Turkish authorities have confirmed the identity of one of the two suicide bombers responsible for the deadliest terrorist attack in the country’s history, Prime Minister Ahmet Davutoglu said Monday, according to Reuters. The attack outside Ankara's main train station on Oct. 10 killed 102 people and injured over 200 others.
An investigation into the identity of the second bomber is ongoing, Davutoglu reportedly said on Turkey's AHaber TV, adding that 15 people were detained in connection with the attack, four of whom had been remanded to custody.
Last week, police identified Yunus Emre Alagoz and Omer Deniz Dundar as the two suicide bombers, using DNA from the blast site. However, at this point it is unclear which one of the two men has been confirmed to be part of the attack. Authorities previously said that the bombings, which targeted a peace rally to call for an end to the renewed violence between Kurdish rebels and Turkish security forces, was linked to the Islamic State group, also known as ISIS.
Alagoz was the brother of a 20-year-old man behind a deadly bomb blast in the southern Turkish city of Suruc in July that killed 33 people. According to a report Saturday, Alagoz owned a cafe where supporters of ISIS would often hang out, and he was already being sought by police as a member of an ISIS cell. Dundar was reportedly on a list of 21 suspected would-be suicide bombers.

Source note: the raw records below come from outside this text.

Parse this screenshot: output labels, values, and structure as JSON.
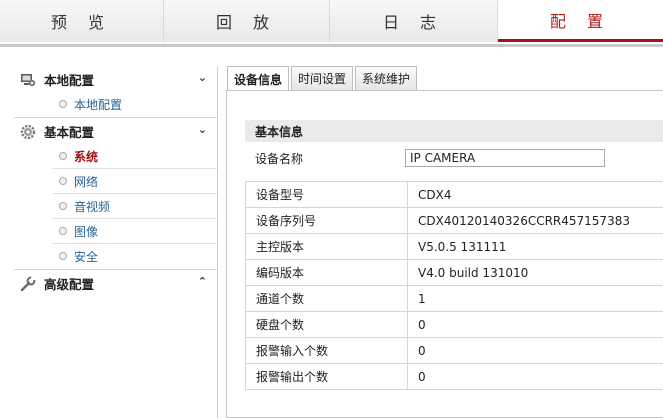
{
  "topnav": {
    "tabs": [
      {
        "label": "预 览"
      },
      {
        "label": "回 放"
      },
      {
        "label": "日 志"
      },
      {
        "label": "配 置"
      }
    ]
  },
  "sidebar": {
    "groups": [
      {
        "label": "本地配置",
        "icon": "monitor-gear-icon",
        "items": [
          {
            "label": "本地配置"
          }
        ]
      },
      {
        "label": "基本配置",
        "icon": "gear-icon",
        "items": [
          {
            "label": "系统"
          },
          {
            "label": "网络"
          },
          {
            "label": "音视频"
          },
          {
            "label": "图像"
          },
          {
            "label": "安全"
          }
        ]
      },
      {
        "label": "高级配置",
        "icon": "wrench-icon",
        "items": []
      }
    ],
    "chevron_down": "⌄",
    "chevron_up": "⌃"
  },
  "content": {
    "tabs": [
      {
        "label": "设备信息"
      },
      {
        "label": "时间设置"
      },
      {
        "label": "系统维护"
      }
    ],
    "section_title": "基本信息",
    "device_name": {
      "label": "设备名称",
      "value": "IP CAMERA"
    },
    "rows": [
      {
        "key": "设备型号",
        "value": "CDX4"
      },
      {
        "key": "设备序列号",
        "value": "CDX40120140326CCRR457157383"
      },
      {
        "key": "主控版本",
        "value": "V5.0.5 131111"
      },
      {
        "key": "编码版本",
        "value": "V4.0 build 131010"
      },
      {
        "key": "通道个数",
        "value": "1"
      },
      {
        "key": "硬盘个数",
        "value": "0"
      },
      {
        "key": "报警输入个数",
        "value": "0"
      },
      {
        "key": "报警输出个数",
        "value": "0"
      }
    ]
  },
  "colors": {
    "accent": "#a31313",
    "link": "#2a6496"
  }
}
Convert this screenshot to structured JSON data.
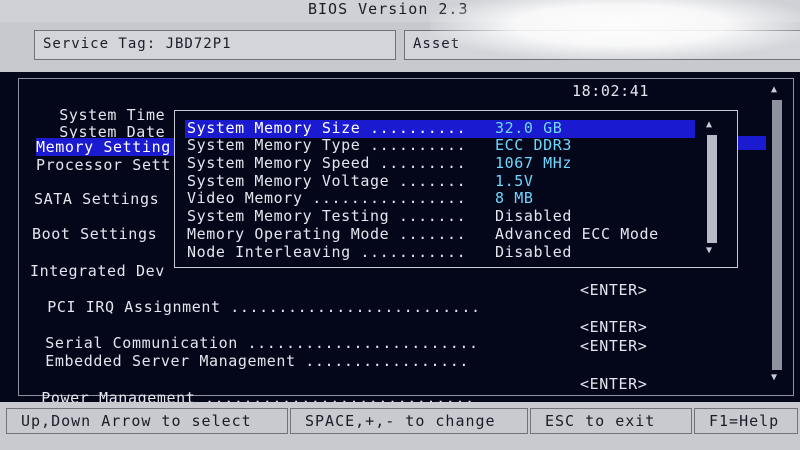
{
  "title_bar": {
    "title": "BIOS Version 2.3"
  },
  "tags": {
    "service_tag": "Service Tag: JBD72P1",
    "asset_tag": "Asset"
  },
  "main_menu": {
    "system_time": {
      "label": "System Time ......................................",
      "value": "18:02:41"
    },
    "system_date": {
      "label": "System Date .."
    },
    "memory_settings": "Memory Setting",
    "processor_settings": "Processor Sett",
    "sata_settings": "SATA Settings",
    "boot_settings": "Boot Settings",
    "integrated_devices": "Integrated Dev",
    "pci_irq": {
      "label": "PCI IRQ Assignment ..........................",
      "value": "<ENTER>"
    },
    "serial_comm": {
      "label": "Serial Communication ........................",
      "value": "<ENTER>"
    },
    "embedded_server_mgmt": {
      "label": "Embedded Server Management .................",
      "value": "<ENTER>"
    },
    "power_mgmt": {
      "label": "Power Management ............................",
      "value": "<ENTER>"
    }
  },
  "memory_popup": {
    "rows": [
      {
        "label": "System Memory Size ..........",
        "value": "32.0 GB"
      },
      {
        "label": "System Memory Type ..........",
        "value": "ECC DDR3"
      },
      {
        "label": "System Memory Speed .........",
        "value": "1067 MHz"
      },
      {
        "label": "System Memory Voltage .......",
        "value": "1.5V"
      },
      {
        "label": "Video Memory ................",
        "value": "8 MB"
      },
      {
        "label": "System Memory Testing .......",
        "value": "Disabled"
      },
      {
        "label": "Memory Operating Mode .......",
        "value": "Advanced ECC Mode"
      },
      {
        "label": "Node Interleaving ...........",
        "value": "Disabled"
      }
    ]
  },
  "status_bar": {
    "nav_hint": "Up,Down Arrow to select",
    "change_hint": "SPACE,+,- to change",
    "exit_hint": "ESC to exit",
    "help_hint": "F1=Help"
  },
  "icons": {
    "scroll_up": "▲",
    "scroll_down": "▼"
  },
  "colors": {
    "background": "#04061a",
    "highlight": "#1a1ad0",
    "value_cyan": "#6fd8ff",
    "bar_gray": "#c8cad0"
  }
}
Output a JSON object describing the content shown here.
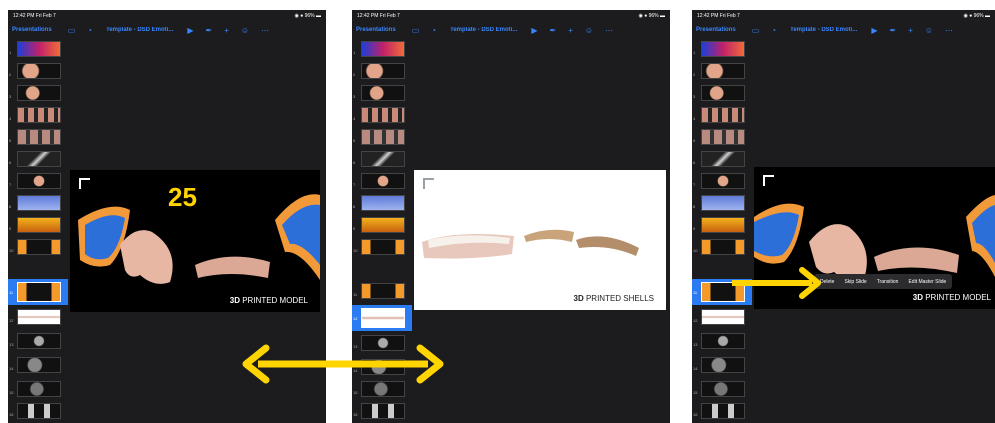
{
  "status": {
    "time": "12:42 PM  Fri Feb 7",
    "battery": "◉ ● 96% ▬"
  },
  "toolbar": {
    "presentations": "Presentations",
    "title": "Template - DSD Emoti...",
    "play": "▶",
    "format": "✒",
    "add": "+",
    "collab": "☺",
    "more": "⋯"
  },
  "thumb_numbers": [
    "1",
    "2",
    "3",
    "4",
    "5",
    "6",
    "7",
    "8",
    "9",
    "10",
    "11",
    "12",
    "13",
    "14",
    "15",
    "16"
  ],
  "slides": {
    "left": {
      "number": "25",
      "caption_bold": "3D",
      "caption_rest": " PRINTED MODEL"
    },
    "middle": {
      "caption_bold": "3D",
      "caption_rest": " PRINTED SHELLS"
    },
    "right": {
      "caption_bold": "3D",
      "caption_rest": " PRINTED MODEL"
    }
  },
  "context_menu": [
    "Delete",
    "Skip Slide",
    "Transition",
    "Edit Master Slide"
  ],
  "colors": {
    "accent": "#2b7cf2",
    "annotation_yellow": "#ffd400",
    "app_bg": "#1c1c1e"
  }
}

Several days after the Ankara blast, Davutoglu said that authorities knew of potential threats but could not act without evidence of a planned attack. In a live interview on Turkish broadcaster NTV last Monday, Davutoglu said the attack was intended to "cast a shadow" over parliamentary elections on Nov. 1, and an attempt to influence its outcome.